Volume 8, Issue 2, Pages 79-85

Neck Kinematics in Rear-End Impacts

King H Yang and Albert L King

Bioengineering Center, Wayne State University, Detroit, Michigan, USA

Copyright © 2003 Hindawi Publishing Corporation. This is an open access article distributed under the Creative Commons Attribution License, which permits unrestricted use, distribution, and reproduction in any medium, provided the original work is properly cited.

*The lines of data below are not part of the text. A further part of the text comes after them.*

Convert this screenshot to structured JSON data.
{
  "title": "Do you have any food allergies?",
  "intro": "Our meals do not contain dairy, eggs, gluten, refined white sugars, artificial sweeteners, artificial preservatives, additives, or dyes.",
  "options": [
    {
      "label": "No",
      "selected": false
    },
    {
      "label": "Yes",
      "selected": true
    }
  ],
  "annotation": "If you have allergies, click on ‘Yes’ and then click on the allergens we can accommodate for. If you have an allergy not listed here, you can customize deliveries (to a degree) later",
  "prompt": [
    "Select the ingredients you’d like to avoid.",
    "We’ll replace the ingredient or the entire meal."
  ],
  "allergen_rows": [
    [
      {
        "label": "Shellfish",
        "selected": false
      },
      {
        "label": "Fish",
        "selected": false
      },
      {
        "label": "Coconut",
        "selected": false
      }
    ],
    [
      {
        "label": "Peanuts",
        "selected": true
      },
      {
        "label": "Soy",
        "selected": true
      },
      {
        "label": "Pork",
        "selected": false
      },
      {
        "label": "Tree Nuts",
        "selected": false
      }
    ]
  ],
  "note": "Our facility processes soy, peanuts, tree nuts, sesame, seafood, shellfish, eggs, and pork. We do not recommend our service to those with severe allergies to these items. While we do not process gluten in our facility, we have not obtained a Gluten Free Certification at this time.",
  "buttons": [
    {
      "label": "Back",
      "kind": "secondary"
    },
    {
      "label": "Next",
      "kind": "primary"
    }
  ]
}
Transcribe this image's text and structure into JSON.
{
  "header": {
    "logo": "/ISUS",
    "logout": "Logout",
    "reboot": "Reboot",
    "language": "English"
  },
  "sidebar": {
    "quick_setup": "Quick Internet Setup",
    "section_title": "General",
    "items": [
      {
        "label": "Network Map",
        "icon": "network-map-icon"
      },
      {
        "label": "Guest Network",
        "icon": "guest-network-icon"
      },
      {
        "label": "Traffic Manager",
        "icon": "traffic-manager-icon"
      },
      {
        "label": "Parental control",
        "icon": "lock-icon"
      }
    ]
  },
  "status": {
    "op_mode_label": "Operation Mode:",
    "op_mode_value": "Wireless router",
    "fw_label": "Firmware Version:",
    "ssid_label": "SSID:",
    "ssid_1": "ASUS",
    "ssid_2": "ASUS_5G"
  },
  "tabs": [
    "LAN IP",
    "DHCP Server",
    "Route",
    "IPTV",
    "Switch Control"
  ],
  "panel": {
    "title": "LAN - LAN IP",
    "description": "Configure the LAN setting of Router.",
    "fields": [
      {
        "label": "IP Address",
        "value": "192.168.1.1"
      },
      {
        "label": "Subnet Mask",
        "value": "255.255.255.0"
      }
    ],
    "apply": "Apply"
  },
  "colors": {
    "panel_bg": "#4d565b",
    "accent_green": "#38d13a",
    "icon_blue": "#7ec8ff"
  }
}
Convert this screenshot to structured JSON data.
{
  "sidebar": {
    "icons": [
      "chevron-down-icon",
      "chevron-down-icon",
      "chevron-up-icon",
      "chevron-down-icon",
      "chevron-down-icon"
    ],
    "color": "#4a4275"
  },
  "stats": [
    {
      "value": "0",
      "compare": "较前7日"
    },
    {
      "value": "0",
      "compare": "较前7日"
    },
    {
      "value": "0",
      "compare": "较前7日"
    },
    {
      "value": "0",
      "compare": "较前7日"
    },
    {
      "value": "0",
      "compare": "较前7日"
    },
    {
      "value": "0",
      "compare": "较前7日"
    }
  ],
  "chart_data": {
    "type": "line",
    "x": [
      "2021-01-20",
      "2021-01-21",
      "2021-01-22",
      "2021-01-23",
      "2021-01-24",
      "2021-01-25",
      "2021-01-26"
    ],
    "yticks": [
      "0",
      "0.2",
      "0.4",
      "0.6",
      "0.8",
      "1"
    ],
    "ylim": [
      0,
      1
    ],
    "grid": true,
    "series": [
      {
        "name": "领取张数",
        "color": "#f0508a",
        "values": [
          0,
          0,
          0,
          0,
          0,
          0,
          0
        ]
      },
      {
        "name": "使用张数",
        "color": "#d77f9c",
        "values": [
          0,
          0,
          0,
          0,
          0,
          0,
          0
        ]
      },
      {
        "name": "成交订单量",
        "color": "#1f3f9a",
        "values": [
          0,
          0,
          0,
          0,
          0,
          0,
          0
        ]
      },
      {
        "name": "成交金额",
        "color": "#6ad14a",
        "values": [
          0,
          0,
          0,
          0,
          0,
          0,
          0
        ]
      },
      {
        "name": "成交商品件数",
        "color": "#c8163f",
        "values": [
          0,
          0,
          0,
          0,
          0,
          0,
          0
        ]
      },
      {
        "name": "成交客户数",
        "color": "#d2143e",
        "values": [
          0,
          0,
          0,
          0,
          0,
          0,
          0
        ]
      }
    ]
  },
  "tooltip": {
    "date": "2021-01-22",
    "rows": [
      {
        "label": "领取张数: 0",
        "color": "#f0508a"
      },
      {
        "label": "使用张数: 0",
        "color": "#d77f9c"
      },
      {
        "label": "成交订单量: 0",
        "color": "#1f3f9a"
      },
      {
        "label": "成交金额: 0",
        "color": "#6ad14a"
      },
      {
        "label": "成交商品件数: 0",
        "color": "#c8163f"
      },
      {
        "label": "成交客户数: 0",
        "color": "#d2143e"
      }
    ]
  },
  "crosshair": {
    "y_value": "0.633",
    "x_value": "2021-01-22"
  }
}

The purpose of this study was to document the kinematics of the neck during low-speed rear-end impacts. In a series of experiments reported by Deng et al (2000), a pneumatically driven mini-sled was used to study cervical spine motion using six cadavers instrumented with metallic markers at each cervical level, a 9-accelerometer mount on the head, and a tri-axial accelerometers on the thorax. A 250-Hz x-ray system was used to record marker motion while acceleration data were digitized at 10,000 Hz. Results show that, in the global coordinate system, the head and all cervical vertebrae were primarily in extension during the entire period of x-ray data collection. In local coordinate systems, upper cervical segments were initially in relative flexion while lower segments were in extension. Facet joint capsular stretch ranged from 17 to 97%. In the vertical direction, the head and T1 accelerated upward almost instantaneously after impact initiation while there was delay for the head in the horizontal direction. This combination was the result of a force vector which was pointed in the forward and upward direction to generate an extension moment. Upward ramping of the torso was larger in tests with a 20-deg seatback angle. The study concluded that the kinematics of the neck is rather complicated and greatly influenced by the large rotations of the thoracic spine. Significant posterior shear deformation was found, as evidenced by the large facet capsular stretch. Although the neck forms a 'mild' S-shaped curve during whiplash, using its shape as an injury mechanism can be misleading because the source of pain is likely to be located in the facet capsules.